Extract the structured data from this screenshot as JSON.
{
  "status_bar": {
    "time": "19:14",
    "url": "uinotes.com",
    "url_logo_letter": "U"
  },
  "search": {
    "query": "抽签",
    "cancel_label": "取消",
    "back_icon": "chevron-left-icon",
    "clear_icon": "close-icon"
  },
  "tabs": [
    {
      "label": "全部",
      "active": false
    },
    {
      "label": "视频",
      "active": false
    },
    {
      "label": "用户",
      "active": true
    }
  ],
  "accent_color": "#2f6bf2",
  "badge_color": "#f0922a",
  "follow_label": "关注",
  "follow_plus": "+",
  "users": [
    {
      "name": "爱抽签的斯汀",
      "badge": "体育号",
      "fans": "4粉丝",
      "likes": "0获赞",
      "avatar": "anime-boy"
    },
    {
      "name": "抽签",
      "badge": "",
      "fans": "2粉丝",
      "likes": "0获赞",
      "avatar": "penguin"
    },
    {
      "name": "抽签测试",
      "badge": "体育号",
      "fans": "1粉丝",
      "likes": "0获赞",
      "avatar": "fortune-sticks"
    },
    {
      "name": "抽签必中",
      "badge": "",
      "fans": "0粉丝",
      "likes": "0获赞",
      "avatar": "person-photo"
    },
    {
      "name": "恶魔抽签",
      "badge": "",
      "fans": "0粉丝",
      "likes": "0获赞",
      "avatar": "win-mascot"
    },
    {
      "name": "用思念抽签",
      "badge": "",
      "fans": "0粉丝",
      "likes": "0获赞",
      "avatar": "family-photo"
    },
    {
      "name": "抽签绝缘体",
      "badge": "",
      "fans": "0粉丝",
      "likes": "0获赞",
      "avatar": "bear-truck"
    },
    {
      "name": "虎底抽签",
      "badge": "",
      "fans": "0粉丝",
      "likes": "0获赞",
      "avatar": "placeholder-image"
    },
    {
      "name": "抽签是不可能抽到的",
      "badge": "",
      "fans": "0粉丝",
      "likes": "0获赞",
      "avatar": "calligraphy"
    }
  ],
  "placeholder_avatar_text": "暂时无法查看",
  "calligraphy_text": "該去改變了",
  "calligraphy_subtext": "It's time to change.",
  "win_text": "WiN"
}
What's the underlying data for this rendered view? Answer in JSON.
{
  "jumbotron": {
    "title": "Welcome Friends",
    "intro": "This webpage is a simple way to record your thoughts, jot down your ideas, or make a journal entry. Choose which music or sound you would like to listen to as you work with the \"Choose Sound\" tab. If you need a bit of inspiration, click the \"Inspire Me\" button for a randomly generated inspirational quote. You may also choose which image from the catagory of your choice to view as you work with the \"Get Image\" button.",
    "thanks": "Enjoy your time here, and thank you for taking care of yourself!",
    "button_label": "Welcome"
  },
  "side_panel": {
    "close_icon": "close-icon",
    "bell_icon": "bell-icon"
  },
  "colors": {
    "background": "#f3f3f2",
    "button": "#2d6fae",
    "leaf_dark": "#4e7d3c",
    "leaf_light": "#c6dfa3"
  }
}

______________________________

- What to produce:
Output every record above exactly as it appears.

- Exercise output:
Extract the structured data from this screenshot as JSON.
{
  "status_bar": {
    "time": "19:14",
    "url": "uinotes.com",
    "url_logo_letter": "U"
  },
  "search": {
    "query": "抽签",
    "cancel_label": "取消",
    "back_icon": "chevron-left-icon",
    "clear_icon": "close-icon"
  },
  "tabs": [
    {
      "label": "全部",
      "active": false
    },
    {
      "label": "视频",
      "active": false
    },
    {
      "label": "用户",
      "active": true
    }
  ],
  "accent_color": "#2f6bf2",
  "badge_color": "#f0922a",
  "follow_label": "关注",
  "follow_plus": "+",
  "users": [
    {
      "name": "爱抽签的斯汀",
      "badge": "体育号",
      "fans": "4粉丝",
      "likes": "0获赞",
      "avatar": "anime-boy"
    },
    {
      "name": "抽签",
      "badge": "",
      "fans": "2粉丝",
      "likes": "0获赞",
      "avatar": "penguin"
    },
    {
      "name": "抽签测试",
      "badge": "体育号",
      "fans": "1粉丝",
      "likes": "0获赞",
      "avatar": "fortune-sticks"
    },
    {
      "name": "抽签必中",
      "badge": "",
      "fans": "0粉丝",
      "likes": "0获赞",
      "avatar": "person-photo"
    },
    {
      "name": "恶魔抽签",
      "badge": "",
      "fans": "0粉丝",
      "likes": "0获赞",
      "avatar": "win-mascot"
    },
    {
      "name": "用思念抽签",
      "badge": "",
      "fans": "0粉丝",
      "likes": "0获赞",
      "avatar": "family-photo"
    },
    {
      "name": "抽签绝缘体",
      "badge": "",
      "fans": "0粉丝",
      "likes": "0获赞",
      "avatar": "bear-truck"
    },
    {
      "name": "虎底抽签",
      "badge": "",
      "fans": "0粉丝",
      "likes": "0获赞",
      "avatar": "placeholder-image"
    },
    {
      "name": "抽签是不可能抽到的",
      "badge": "",
      "fans": "0粉丝",
      "likes": "0获赞",
      "avatar": "calligraphy"
    }
  ],
  "placeholder_avatar_text": "暂时无法查看",
  "calligraphy_text": "該去改變了",
  "calligraphy_subtext": "It's time to change.",
  "win_text": "WiN"
}
What's the underlying data for this rendered view? Answer in JSON.
{
  "jumbotron": {
    "title": "Welcome Friends",
    "intro": "This webpage is a simple way to record your thoughts, jot down your ideas, or make a journal entry. Choose which music or sound you would like to listen to as you work with the \"Choose Sound\" tab. If you need a bit of inspiration, click the \"Inspire Me\" button for a randomly generated inspirational quote. You may also choose which image from the catagory of your choice to view as you work with the \"Get Image\" button.",
    "thanks": "Enjoy your time here, and thank you for taking care of yourself!",
    "button_label": "Welcome"
  },
  "side_panel": {
    "close_icon": "close-icon",
    "bell_icon": "bell-icon"
  },
  "colors": {
    "background": "#f3f3f2",
    "button": "#2d6fae",
    "leaf_dark": "#4e7d3c",
    "leaf_light": "#c6dfa3"
  }
}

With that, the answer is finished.